One of the genuinely formidable programs of the concert year was performed last night at the Library of Congress by mezzo-soprano Elaine Bonazzi and the Da Capo Chamber Players under Frederik Prausnitz.
The main work was that epochal creation of 20th-century vocal music, Arnold Schoenberg's song cycle (or, as he called it, "melodrama"), "Pierrot Lunaire," in a vivid new translation from the German by Andrew Porter.
"Pierrot" is apt to dominate any program, with its considerable scale, its intricacy and its nightmarish imagery -- not to say also for Schoenberg's famous vocal invention, sprechstimme, the intense half-speech, half-singing that has radically changed the vocabulary of song in this century.
If one can think, though, of another 20th-century set of songs that comes close to the rigor and starkness of the Schoenberg, a strong candidate would be the other set on last night's program, Ravel's "Chansons Made'casses" for voice, flute, cello and piano. These three songs of Madagascar are shattering in their impact, especially in the virulently anticolonial central one, "Aoua! Aoua!," with its final exortation, "Mistrust the whites, dwellers of the shore."
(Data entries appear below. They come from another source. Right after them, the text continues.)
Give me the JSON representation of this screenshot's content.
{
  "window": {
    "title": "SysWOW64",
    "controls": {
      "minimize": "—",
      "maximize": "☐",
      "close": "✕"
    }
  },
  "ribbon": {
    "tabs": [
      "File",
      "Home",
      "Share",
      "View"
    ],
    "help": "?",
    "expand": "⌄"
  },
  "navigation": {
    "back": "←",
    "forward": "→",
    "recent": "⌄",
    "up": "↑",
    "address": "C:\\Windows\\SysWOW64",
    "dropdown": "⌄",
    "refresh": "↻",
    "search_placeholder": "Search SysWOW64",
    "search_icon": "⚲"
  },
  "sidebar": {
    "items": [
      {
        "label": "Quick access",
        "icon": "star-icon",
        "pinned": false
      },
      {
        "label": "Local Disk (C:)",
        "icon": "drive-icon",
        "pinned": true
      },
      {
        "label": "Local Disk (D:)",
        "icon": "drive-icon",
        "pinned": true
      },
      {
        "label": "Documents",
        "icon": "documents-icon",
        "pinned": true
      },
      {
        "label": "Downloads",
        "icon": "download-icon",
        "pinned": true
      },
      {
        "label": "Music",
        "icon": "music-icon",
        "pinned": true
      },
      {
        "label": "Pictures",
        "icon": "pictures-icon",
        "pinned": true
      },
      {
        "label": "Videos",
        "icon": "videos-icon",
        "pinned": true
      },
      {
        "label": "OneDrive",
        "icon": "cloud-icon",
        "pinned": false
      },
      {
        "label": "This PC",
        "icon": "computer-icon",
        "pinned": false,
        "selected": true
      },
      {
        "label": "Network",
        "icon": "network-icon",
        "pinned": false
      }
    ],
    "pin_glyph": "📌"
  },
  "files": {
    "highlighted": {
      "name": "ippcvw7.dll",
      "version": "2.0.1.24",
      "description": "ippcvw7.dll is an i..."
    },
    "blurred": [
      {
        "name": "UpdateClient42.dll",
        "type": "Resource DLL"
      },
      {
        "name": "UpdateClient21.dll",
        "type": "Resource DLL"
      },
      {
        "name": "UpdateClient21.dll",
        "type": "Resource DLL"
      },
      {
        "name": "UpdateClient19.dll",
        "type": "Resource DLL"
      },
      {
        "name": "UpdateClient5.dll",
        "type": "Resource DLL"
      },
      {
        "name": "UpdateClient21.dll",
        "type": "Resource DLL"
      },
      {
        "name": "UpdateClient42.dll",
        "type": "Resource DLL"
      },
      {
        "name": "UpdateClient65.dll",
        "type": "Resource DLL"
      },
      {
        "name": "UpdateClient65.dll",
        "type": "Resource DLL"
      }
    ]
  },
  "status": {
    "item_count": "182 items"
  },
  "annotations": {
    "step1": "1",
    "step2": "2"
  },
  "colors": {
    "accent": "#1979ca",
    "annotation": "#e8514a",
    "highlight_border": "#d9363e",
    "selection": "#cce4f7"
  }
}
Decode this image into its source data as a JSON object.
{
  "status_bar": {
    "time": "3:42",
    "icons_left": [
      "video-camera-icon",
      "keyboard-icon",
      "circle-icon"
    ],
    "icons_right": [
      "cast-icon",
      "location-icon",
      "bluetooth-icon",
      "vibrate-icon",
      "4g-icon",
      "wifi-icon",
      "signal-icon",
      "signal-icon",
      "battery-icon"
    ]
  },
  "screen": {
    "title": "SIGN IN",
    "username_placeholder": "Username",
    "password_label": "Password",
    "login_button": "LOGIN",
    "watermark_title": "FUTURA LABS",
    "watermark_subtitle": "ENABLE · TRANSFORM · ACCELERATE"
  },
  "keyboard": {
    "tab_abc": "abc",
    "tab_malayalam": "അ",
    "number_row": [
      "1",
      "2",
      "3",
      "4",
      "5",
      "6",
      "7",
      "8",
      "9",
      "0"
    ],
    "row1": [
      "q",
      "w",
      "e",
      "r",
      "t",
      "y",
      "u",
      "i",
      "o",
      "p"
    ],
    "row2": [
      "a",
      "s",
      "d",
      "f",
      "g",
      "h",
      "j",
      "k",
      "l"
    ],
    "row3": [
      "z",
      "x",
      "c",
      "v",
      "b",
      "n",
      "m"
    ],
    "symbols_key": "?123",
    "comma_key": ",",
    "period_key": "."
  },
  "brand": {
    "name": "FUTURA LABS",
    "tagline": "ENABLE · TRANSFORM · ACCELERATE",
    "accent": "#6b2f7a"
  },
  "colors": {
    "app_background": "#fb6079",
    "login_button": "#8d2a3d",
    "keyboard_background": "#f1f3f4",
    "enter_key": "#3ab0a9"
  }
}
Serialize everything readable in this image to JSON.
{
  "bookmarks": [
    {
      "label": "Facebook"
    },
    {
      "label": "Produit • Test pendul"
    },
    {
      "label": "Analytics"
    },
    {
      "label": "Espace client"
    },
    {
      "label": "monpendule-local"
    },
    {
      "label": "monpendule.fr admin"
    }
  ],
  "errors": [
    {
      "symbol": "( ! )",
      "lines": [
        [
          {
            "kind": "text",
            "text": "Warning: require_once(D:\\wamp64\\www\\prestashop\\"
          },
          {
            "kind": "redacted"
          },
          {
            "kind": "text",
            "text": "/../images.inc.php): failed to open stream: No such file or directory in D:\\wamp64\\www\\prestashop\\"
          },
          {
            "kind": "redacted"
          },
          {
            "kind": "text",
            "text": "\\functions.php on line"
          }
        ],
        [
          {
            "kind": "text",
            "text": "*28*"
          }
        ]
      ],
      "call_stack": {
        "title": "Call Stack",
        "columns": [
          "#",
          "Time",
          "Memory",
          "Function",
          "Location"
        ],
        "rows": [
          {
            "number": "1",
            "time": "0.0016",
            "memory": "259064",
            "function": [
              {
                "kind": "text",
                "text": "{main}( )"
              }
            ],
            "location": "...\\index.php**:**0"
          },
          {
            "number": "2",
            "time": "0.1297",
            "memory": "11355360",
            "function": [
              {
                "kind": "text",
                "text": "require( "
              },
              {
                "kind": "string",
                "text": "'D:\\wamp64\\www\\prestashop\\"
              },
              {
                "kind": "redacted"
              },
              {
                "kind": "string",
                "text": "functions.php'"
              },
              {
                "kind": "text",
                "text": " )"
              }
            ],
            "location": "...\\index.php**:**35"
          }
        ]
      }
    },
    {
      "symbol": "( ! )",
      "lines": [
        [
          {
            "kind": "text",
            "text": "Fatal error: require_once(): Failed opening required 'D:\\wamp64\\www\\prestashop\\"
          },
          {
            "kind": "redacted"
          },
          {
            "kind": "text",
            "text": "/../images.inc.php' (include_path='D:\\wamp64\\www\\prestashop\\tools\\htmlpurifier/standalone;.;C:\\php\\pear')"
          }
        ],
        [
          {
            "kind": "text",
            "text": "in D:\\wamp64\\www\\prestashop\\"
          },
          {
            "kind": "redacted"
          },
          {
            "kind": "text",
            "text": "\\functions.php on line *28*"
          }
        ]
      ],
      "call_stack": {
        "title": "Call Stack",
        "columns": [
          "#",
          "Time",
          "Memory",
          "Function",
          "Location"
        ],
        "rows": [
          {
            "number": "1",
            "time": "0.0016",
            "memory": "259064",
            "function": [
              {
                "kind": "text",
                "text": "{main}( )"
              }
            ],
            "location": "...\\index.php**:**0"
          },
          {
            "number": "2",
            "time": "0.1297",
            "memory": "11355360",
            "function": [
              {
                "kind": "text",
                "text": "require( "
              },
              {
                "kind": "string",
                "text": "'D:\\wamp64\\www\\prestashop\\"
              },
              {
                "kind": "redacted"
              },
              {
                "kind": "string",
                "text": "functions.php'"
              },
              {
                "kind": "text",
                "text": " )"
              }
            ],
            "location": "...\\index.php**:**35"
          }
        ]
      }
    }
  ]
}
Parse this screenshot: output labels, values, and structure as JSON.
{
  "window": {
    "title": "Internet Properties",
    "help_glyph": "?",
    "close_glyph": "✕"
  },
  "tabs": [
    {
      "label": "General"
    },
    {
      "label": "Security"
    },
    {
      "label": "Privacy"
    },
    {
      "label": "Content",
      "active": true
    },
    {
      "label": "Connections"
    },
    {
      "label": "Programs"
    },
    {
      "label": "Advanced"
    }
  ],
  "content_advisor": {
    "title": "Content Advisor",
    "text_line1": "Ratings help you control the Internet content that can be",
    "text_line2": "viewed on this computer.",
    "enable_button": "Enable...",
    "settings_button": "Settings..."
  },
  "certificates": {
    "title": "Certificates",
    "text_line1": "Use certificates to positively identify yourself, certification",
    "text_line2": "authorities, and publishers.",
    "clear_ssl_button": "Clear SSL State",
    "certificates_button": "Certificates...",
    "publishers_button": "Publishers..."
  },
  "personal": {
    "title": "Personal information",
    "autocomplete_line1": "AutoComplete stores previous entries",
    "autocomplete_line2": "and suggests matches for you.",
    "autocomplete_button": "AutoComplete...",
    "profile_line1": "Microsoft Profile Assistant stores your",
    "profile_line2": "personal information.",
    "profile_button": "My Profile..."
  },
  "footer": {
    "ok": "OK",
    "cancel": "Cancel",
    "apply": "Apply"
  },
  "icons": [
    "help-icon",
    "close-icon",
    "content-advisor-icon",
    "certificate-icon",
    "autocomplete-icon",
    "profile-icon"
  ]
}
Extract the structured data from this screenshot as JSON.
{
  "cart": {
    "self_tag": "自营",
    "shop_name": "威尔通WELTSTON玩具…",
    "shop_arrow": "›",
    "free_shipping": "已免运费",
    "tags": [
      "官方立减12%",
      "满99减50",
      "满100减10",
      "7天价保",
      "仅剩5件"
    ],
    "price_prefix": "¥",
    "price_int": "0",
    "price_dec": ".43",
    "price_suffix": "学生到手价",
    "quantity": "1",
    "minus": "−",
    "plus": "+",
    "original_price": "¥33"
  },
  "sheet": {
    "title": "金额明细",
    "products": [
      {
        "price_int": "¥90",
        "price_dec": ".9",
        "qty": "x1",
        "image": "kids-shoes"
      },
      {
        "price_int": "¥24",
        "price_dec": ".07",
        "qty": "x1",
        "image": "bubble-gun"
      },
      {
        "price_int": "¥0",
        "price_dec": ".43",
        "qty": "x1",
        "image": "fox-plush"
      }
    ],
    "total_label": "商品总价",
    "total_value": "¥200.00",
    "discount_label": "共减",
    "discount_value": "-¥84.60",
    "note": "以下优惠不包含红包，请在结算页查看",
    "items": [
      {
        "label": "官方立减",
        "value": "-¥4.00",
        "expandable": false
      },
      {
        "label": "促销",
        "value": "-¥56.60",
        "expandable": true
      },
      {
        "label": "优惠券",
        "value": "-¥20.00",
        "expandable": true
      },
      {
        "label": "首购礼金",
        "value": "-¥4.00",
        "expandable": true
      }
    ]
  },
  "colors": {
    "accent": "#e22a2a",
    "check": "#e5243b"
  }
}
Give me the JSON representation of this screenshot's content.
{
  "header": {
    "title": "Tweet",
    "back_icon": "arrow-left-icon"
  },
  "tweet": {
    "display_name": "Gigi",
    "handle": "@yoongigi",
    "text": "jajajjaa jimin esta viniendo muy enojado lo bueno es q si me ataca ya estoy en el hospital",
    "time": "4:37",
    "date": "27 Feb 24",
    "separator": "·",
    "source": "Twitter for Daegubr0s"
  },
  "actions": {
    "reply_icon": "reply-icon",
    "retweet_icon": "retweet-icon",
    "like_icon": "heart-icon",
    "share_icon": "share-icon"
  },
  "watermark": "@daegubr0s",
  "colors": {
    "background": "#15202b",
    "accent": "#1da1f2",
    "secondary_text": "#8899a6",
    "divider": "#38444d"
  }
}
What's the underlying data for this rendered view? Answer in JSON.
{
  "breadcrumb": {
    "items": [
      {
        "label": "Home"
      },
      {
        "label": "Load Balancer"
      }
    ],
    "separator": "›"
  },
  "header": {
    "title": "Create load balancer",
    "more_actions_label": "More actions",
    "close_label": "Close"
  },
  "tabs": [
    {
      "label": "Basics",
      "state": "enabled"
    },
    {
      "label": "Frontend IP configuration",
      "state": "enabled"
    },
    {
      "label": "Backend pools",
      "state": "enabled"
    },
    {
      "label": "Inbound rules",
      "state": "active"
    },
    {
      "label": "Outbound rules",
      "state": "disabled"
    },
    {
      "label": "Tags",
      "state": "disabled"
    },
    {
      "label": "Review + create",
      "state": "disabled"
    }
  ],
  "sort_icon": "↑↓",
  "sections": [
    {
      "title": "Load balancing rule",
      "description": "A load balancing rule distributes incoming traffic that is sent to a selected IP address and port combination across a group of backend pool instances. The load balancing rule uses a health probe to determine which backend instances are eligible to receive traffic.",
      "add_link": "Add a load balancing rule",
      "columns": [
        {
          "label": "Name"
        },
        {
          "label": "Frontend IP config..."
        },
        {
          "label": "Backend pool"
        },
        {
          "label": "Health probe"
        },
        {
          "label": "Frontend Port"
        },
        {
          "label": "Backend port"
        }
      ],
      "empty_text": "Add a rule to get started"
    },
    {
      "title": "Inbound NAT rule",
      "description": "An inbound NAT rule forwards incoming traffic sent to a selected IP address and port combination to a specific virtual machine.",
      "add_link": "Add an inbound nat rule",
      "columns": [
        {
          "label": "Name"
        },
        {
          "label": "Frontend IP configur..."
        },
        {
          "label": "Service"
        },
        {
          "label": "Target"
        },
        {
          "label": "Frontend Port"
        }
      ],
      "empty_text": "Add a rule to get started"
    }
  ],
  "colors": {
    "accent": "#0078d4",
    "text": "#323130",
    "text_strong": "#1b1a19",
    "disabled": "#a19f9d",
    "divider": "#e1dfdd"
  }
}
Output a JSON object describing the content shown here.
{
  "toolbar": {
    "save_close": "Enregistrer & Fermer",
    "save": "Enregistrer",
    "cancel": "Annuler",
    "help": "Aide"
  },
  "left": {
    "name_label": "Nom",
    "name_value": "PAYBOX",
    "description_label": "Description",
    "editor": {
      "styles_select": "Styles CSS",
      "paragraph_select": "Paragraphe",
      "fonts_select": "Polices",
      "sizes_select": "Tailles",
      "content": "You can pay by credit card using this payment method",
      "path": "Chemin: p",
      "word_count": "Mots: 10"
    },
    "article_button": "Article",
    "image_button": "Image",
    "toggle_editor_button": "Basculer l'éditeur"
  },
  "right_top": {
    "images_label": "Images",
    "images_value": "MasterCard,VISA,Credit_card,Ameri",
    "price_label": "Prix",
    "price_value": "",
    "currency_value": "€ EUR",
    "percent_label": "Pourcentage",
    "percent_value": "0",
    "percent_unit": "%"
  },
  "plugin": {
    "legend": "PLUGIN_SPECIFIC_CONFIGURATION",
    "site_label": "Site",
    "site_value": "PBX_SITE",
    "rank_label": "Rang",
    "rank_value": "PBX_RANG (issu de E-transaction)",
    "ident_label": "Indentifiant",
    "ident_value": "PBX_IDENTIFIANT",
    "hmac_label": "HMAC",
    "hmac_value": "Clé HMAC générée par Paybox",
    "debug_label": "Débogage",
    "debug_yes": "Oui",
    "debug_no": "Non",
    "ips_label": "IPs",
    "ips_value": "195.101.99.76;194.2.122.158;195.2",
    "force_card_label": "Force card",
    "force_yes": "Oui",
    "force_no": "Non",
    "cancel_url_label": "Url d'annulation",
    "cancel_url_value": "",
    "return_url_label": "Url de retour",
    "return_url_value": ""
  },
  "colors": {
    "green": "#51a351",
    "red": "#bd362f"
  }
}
Bonazzi's singing in the Ravel was, as it should have been, more hard-edged than sumptuous. The end of "Aoua! Aoua!" was devastating in its nonvibrato hush, as was the unaccompanied end of "Il est doux."
Porter's new translation of "Pierrot" goes a long way toward capturing the jaundiced hedonism of the 21 poems in their German original. Some of these images are marvelous, as in "The Crosses": "In their bodies swords have feasted, glorying in their robes of scarlet!"
The singer's role in "Pierrot" is awesomely difficult, and Bonazzi was superb. The chamber ensemble was also fine, with especially outstanding playing of those difficult cello solos by Andre' Emelianoff.
In an inspired afterthought, Prausnitz balanced this program of 20th-century musical austerity with a Schoenberg chamber orchestration of that ultimate 19th-century wonder, Johann Strauss Jr.'s "Emperor Waltz," fetchingly played.